How it Worked
They picked two pairs of their members who were similar in as many ways as they could control for–one team was composed of Asian-American women in their late 20′s, the other of white men in their mid 20′s. The experimental difference was that one member of each pair was cis and the other was trans, and the the trans applicants disclosed their status on applications and in interviews. They were outfitted with made-up resumes that gave them similar backgrounds and experience, with a slight advantage to the trans team members. And they underwent serious training to match their demeanors and interview behavior as much as possible.

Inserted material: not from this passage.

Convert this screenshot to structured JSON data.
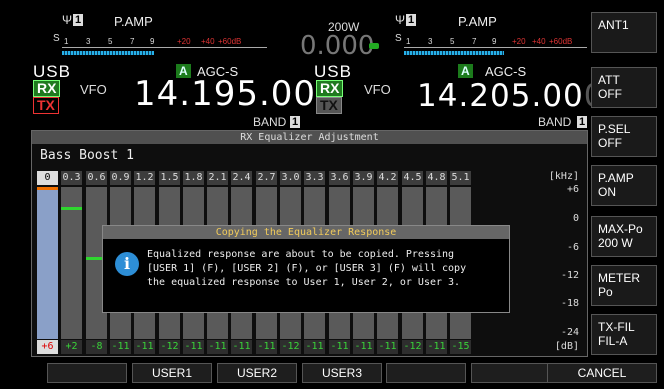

The pairs then set out to apply for jobs at high-end retail stores–J. Crew, Trader Joe’s, Starbucks, Brookstone, etc. 24 different stores in all, for a total of 42 applications for each experimental group.* The cis testers got 14 job offers. The trans testers got 2. The way the numbers shake out, that totals to a discrimination rate of 42% against trans applicants, which is, well, pretty freaking high as discrimination stats go. How does 14:2 equal only 42%? The employers were saved some by that fact that many stores didn’t offer anyone a job, and a single store (the Virgin Megastore) picked the trans applicant over their cis counterpart. Once.
What Does it All Mean?
In their report, MtR were careful to point out that their study is too small to tease out intersectional discriminations, which they assure us they’ d like to do in a larger study that could measure the degree to which race and class factors interact with transphobic discrimination (I’d put my money on ‘multiplicatively’ or ‘exponentially,’ if anyone at the Radical Scientist Gambling Parlor were dumb enough to take the other side of that bet)
Personally, I’d be curious to see how trans men fare vs trans women, as there’s plenty of anecdotal evidence that transmisogyny (that is, the particular cocktail of misogyny and transphobia aimed at trans women & other male-assigned trans people) is a huge, huge magnet for job discrimination, even compared to the transphobia-served-neat (and often with a chaser of male passing privilege)** faced by trans men. Unfortunately, with only 2 freaking job offers going to the trans testers, this particular study isn’t going to help there. You can’t study intra-community differences in hiring until someone hires some more freaking trans people. Like, a statistically significant number of trans people. Sheesh. We may be waiting a while for that one.
Thanks to Questioning Transphobia for picking up this story before me.
*Note that an experimental group is made up of the all subjects sharing a variable. So, the two cis testers are one experimental group and the trans testers are the other. Meanwhile, we also have two teams, one of a trans woman and a cis woman, and another with a trans guy and a cis guy. I know it’s a mess, but obviously, it matters how you divvy up the data.
**No more liquor metaphors, I promise. Not till we get farther into the weekend, at least.